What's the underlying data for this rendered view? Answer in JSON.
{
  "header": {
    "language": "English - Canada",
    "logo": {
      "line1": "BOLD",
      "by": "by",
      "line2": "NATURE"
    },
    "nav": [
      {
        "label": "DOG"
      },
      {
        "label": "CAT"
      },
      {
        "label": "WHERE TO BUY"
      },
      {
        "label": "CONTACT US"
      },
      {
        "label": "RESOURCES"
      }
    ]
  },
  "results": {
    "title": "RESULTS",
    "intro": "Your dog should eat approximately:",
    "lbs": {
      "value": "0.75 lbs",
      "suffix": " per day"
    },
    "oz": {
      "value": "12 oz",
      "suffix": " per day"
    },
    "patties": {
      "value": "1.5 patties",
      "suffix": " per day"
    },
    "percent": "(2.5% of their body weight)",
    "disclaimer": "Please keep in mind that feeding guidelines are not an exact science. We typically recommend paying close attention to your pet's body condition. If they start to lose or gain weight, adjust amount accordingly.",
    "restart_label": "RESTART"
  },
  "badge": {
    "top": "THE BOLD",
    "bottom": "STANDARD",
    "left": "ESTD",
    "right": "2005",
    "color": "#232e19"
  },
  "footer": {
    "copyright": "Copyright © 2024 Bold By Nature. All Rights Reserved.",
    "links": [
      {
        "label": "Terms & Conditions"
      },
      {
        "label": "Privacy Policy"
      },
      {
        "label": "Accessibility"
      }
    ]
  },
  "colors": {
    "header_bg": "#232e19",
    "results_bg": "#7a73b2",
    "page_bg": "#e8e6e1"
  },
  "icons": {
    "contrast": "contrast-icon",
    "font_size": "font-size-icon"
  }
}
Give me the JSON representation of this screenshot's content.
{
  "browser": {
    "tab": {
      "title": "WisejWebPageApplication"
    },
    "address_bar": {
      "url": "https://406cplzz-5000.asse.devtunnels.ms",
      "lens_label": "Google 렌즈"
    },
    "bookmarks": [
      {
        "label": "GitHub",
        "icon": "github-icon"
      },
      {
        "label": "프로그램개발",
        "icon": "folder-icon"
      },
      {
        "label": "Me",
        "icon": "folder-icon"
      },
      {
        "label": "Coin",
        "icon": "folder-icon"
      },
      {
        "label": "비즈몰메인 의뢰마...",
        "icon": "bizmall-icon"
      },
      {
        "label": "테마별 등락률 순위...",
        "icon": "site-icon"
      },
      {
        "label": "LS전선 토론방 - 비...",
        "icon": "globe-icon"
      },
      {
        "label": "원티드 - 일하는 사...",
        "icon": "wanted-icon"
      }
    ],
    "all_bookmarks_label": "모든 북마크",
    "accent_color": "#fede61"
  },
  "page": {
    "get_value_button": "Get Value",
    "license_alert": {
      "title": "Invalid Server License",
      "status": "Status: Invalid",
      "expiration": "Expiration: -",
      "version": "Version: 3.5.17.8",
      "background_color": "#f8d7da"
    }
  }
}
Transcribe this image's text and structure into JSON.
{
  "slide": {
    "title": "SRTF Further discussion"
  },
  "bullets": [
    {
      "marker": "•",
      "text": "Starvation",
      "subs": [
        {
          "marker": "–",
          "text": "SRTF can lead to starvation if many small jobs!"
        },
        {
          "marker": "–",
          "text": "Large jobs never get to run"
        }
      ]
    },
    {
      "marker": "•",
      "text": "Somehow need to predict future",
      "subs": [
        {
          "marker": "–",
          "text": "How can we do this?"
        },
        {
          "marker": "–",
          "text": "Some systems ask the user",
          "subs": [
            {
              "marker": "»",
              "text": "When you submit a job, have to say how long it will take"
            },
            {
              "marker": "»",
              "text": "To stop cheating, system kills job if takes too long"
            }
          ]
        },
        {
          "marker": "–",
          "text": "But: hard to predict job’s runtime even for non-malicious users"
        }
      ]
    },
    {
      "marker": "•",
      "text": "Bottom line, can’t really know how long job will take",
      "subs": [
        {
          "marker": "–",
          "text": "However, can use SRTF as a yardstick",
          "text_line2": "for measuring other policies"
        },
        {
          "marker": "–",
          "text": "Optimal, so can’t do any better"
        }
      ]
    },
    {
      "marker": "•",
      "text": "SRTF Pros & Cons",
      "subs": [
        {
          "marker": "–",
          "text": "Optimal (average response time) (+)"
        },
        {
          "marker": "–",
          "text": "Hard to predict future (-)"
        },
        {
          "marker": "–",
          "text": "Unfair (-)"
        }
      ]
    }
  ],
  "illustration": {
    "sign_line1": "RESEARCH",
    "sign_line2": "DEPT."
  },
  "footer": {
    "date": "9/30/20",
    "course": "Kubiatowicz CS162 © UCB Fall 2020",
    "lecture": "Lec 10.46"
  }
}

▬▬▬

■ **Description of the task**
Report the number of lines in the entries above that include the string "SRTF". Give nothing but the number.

■ **Solution**
4